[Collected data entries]
______________________________

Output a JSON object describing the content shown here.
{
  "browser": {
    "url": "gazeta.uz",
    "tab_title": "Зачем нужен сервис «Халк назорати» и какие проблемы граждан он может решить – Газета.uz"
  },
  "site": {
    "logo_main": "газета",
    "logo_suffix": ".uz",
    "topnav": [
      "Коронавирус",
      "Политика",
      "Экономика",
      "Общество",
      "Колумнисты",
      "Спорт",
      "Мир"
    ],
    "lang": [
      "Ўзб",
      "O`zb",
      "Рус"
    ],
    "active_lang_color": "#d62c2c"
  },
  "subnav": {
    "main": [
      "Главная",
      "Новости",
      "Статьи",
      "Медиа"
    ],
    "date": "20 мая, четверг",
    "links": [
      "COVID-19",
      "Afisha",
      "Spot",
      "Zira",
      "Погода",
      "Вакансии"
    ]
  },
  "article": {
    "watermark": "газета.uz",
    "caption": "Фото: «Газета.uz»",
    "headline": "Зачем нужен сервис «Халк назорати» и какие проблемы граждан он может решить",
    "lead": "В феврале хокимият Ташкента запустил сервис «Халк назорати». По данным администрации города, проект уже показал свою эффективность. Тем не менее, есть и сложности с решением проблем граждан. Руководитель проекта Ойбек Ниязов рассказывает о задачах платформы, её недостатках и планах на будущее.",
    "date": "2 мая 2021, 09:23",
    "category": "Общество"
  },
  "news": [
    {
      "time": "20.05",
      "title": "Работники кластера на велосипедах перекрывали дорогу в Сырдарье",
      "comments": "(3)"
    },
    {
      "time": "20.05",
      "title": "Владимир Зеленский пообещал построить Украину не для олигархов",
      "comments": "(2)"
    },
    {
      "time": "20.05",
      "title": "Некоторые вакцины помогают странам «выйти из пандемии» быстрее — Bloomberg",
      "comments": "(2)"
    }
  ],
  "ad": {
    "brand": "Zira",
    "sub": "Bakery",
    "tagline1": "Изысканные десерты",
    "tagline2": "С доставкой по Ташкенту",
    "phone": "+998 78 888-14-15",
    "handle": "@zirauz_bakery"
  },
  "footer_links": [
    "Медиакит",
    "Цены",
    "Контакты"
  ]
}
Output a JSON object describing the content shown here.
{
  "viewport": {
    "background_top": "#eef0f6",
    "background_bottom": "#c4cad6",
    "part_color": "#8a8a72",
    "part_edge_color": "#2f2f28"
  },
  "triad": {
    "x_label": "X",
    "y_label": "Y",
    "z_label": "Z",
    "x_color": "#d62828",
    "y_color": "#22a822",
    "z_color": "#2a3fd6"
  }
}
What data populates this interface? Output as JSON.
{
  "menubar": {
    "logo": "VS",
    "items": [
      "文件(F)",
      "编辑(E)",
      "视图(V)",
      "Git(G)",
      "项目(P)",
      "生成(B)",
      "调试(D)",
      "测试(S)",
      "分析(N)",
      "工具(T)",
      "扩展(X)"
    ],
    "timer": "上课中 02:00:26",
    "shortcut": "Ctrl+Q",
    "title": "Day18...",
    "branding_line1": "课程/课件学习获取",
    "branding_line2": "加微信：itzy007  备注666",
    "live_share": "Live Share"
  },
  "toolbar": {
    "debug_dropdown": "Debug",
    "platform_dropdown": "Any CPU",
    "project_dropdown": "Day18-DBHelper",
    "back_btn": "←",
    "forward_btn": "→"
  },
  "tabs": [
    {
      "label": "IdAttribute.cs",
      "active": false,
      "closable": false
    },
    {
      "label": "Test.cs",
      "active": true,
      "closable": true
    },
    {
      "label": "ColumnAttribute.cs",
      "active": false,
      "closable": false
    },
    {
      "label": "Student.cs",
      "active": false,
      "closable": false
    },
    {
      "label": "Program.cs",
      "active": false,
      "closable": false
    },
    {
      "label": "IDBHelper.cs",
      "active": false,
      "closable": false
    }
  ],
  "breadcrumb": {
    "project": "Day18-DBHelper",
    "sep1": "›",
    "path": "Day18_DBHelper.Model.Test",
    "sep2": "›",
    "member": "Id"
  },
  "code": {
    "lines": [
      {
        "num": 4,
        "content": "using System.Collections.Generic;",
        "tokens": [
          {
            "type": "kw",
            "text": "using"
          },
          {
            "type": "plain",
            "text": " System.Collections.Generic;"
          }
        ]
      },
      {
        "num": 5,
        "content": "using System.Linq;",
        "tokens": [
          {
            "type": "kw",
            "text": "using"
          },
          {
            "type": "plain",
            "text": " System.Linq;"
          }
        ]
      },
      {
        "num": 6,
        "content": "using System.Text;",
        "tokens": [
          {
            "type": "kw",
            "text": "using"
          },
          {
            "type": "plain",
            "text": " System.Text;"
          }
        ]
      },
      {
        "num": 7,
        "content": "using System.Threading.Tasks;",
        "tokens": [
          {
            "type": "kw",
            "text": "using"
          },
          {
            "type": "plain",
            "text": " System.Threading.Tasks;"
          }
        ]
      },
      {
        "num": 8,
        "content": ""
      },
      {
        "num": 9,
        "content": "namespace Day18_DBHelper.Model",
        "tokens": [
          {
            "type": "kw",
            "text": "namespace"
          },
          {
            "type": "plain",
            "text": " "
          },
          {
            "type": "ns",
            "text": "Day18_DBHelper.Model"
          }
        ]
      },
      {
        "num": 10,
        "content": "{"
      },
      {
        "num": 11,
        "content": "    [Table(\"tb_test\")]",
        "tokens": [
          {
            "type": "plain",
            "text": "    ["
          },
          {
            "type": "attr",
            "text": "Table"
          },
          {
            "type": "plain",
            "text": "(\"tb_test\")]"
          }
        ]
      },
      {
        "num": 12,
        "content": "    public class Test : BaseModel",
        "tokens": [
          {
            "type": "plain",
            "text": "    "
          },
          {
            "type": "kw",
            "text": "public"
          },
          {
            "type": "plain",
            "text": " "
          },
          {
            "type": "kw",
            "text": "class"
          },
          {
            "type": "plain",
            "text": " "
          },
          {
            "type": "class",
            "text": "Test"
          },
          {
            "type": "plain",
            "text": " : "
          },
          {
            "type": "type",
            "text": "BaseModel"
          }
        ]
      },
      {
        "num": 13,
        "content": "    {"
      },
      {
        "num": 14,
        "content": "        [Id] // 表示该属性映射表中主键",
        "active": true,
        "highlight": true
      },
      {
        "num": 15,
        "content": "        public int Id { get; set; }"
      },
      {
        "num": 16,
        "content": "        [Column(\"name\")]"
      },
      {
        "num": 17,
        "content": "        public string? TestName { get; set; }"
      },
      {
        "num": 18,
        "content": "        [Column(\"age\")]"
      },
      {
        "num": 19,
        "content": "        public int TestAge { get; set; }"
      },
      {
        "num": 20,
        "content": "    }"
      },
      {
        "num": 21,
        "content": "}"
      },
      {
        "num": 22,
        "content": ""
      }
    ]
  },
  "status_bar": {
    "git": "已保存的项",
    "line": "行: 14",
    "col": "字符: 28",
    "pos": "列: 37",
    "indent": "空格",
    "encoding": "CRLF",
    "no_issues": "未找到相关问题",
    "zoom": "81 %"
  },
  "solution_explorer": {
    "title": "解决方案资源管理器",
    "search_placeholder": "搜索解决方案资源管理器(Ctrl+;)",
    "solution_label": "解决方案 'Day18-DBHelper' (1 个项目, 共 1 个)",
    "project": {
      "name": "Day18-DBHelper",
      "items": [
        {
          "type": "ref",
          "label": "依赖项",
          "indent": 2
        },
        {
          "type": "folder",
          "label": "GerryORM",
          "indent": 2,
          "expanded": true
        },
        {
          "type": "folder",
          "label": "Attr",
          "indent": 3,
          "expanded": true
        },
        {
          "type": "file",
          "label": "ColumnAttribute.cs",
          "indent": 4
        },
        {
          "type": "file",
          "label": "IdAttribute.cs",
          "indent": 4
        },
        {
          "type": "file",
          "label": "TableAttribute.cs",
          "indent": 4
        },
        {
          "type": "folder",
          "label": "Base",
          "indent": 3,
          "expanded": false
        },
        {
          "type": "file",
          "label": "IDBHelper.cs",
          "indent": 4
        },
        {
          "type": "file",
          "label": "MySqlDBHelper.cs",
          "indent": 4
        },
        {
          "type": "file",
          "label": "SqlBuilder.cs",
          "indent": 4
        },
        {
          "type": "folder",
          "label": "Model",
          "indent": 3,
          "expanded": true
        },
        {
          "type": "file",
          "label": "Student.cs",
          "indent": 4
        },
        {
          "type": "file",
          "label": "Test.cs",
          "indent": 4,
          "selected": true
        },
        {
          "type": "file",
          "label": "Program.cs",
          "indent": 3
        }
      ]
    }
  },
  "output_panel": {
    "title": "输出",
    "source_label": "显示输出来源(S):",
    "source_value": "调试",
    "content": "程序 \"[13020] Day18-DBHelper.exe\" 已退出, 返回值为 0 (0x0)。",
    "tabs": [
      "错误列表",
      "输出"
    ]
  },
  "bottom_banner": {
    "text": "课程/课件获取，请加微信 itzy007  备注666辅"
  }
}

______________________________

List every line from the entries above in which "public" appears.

## [Solution below]
        "content": "    public class Test : BaseModel",
            "text": "public"
        "content": "        public int Id { get; set; }"
        "content": "        public string? TestName { get; set; }"
        "content": "        public int TestAge { get; set; }"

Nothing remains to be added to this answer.